In what sense is banking delivered differently today than years ago?

COLOMBO: In a number of senses. I look at technology as tremendous tools that save time. It allows us to spend more time face-to-face with clients. I caution people, don’t think email and texts are communicating. They are misunderstood all the time. We need to talk to clients. Our job is to understand businesses, their financing needs.

For new customers, do you look for startups, for mid-range companies already in place for a decade?

COLOMBO: We’re looking primarily for established companies with history. Startups — that’s specialized. You have to understand venture capital. It’s not our terrain. The businesses we’re in, there’s so little margin, a thin net-interest margin. We have to be very confident about decisions we make. We don’t take risk; we manage risk. That’s the differentiation. Here’s the loan. If everything doesn’t go as we expected, what’s behind it? Collateral or liquidity of the guarantors. You can’t make many mistakes in our business, as we have seen with many banks in the crisis. You can get lulled into that. We don’t get paid enough to take that kind of risk. We have to be careful and disciplined.

Is there a range of revenue you look for in new business customers?

COLOMBO: We have products for under $1 million in revenue. Business banking is $1 million to $10 million. We do a lot of business in that range. Over $10 million is middle-market banking.

The interest-rate market is challenging right now, especially the flat yield curve. How do you manage your bank in relation to that?

COLOMBO: Yes, even long-term. It’s spooky. It’s a great question. We are asset-sensitive. When rates rise, we do better. I don’t see rate increases in the near future. Fifty percent of government debt of $18 trillion is floating-rate. If they raise rates one percent, they have to pay more. It makes a bigger deficit. The dollar is already strong, frankly a problem. Raise rates more, we’re not going to export much. I don’t see rates rising in the near future. Lots of banks are doing very long-term low-rate loans. It’s difficult to compete. Our cost of funds is very low, eight basis points, with 45 percent of our deposits non-interest-bearing. The market is dictating longer-term, lower-rate transactions — seven, 10, 15 years, fixed rates in the high threes. It’s scary. Who knows what’s going to happen in five years. We do some of it, but we’re very careful.

Other banks are taking those risks?
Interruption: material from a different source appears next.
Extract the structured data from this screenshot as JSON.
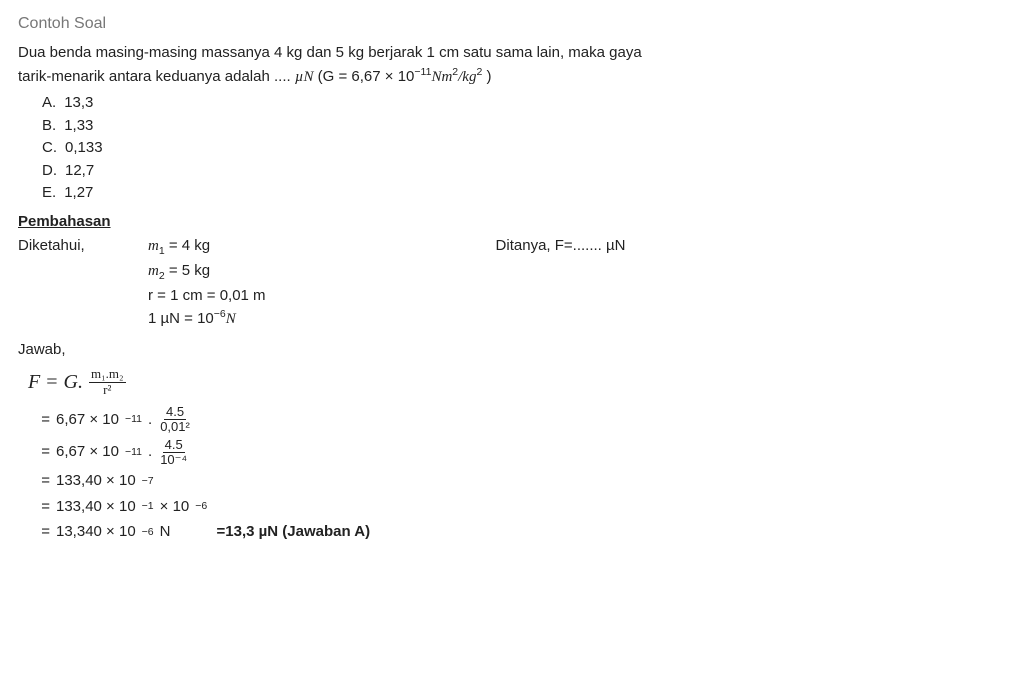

COLOMBO: We see fin-tech companies doing P-to-P lending (peer-to-peer). In my view, it’s another form of subprime lending. If we have another recession, that’s going to be the new issue, the next big potential problem. Will the default rate go from 5 percent to 50 (percent)? I’m concerned. A lot of that is directed to consumers. We are more commercial. And we know our customers.